The Experimental Prototype Community of Tomorrow: perhaps Disney’s most frustrating acronym and Walt’s original reason for buying up a patch of Florida swamp twice the size of Manhattan. His idea for the area was to build a Utopian city of the future where people would live and captains of industry would be encouraged to set up shop and use it place as a testing ground for their new inventions and ideas. It would serve as a shining example to other American cities of how technology could be used to better the lives of all.

Walt would work on his plans for his dream city to the day he dies and the company would shelve the project, still early in its development, no longer having Walt’s ambition to to make it work.

But, while the idea would never come to fruition in reality, Disney did tap upon it in film form with their 2015 film Tomorrowland. Only having it be in another dimension instead of on Earth. And naming it after the section of Disneyland and Magic Kingdom parks instead of Epcot (because frankly, Tomorrowland sounds cooler). And not having it be Walt’s dream child and giving only the vaguest implication that he had anything to do with the city at all. ….none of which is the least bit important here. Whatever.

Anyway, the important thing is the movie’s iconic scene, or at least the scene the film’s promotional stuff heavily relied on, that of a young girl standing in a field of wheat looking off in the distant at a gleaming white citadel that contains all the hopes and the dreams of the past and the present. It’s really quite wonderful.

Now I know what you’re think: what in God’s name does this have to with Doctor Who?

Continue reading

Exorcizing “Exile” – a live-post of the worst Who story ever made

As you’ve seen, we got our first female Doctor.

We are very very very happy about it.

Except, of course, there is another story, before that one, featuring a female Doctor. A Big Finish story, set in an alternate universe, as part of the Unbound range. Starring Arabella Weir and David Tennant. Written by Nicholas Briggs.

Exile“.

The worst Who story ever made.

A story so bad it deserves a sort of ritualistic sending-off – now that it is irrelevant, that it has truly been sent into the trashbin of history, it deserves a methological dissection and assassination.

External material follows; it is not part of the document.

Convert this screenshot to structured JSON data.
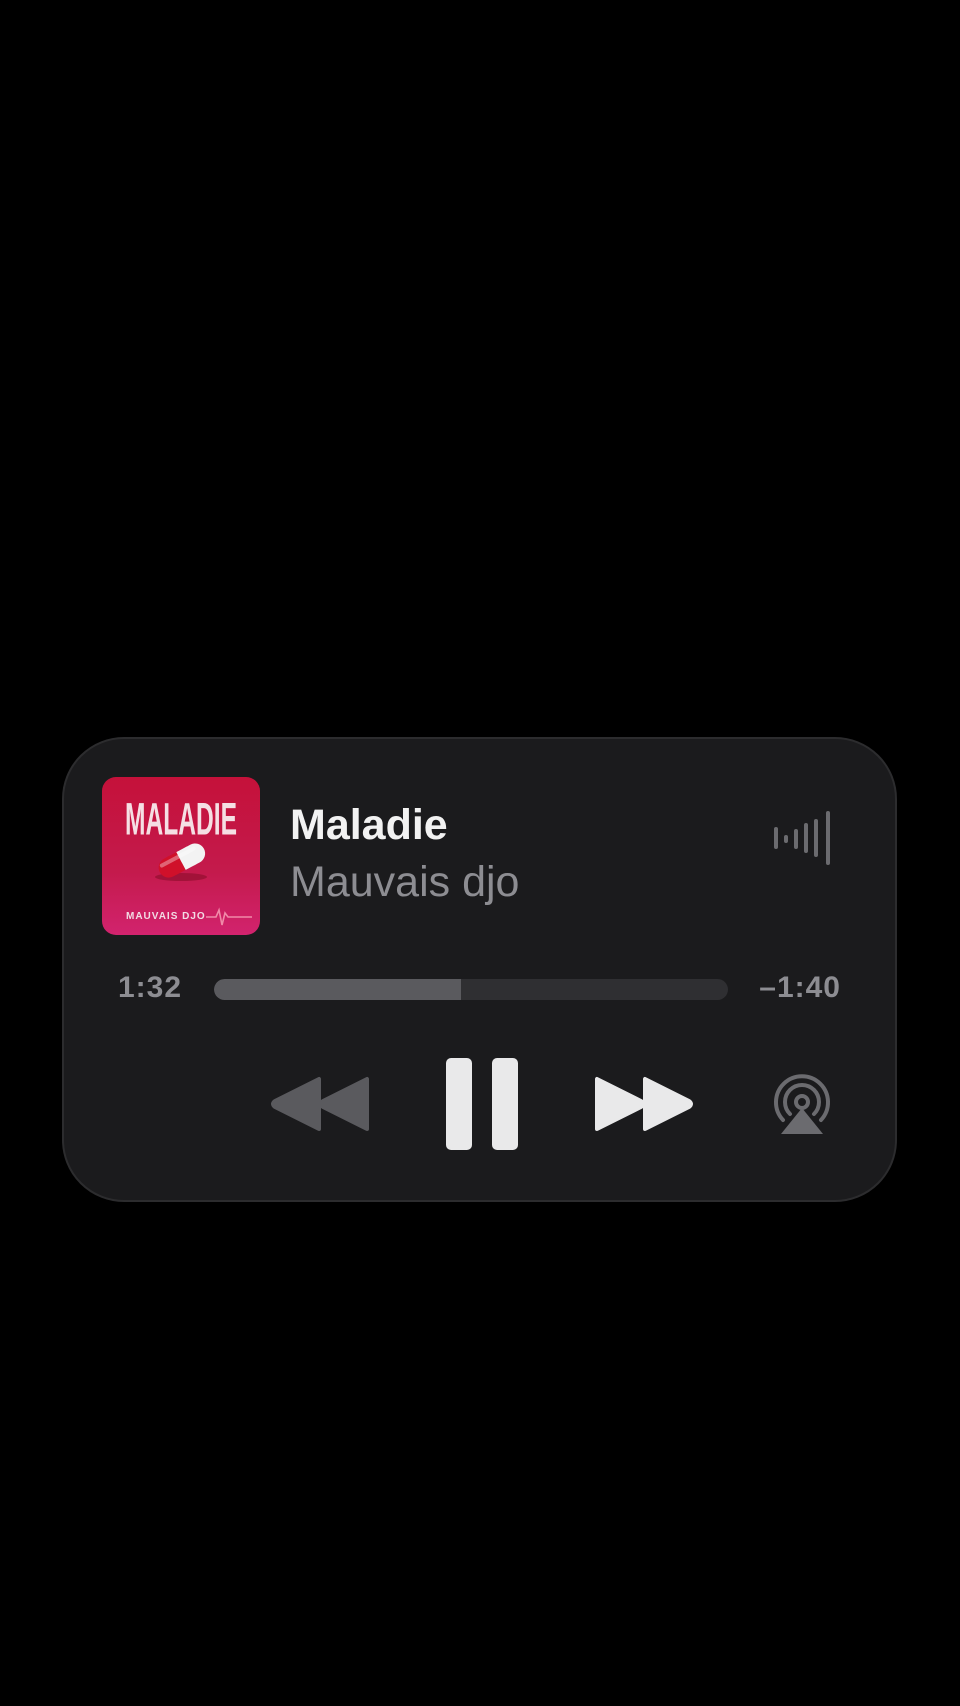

We are obliged to provide. Even if it costs us our sanity. Scribbles, Tibby (who is discovering the story!) and special guest Janine Rivers are on the case.

Pray for their souls.

CONTENT WARNING – transphobia, sexism, discussions of suicide, self-harm and addiction. Continue reading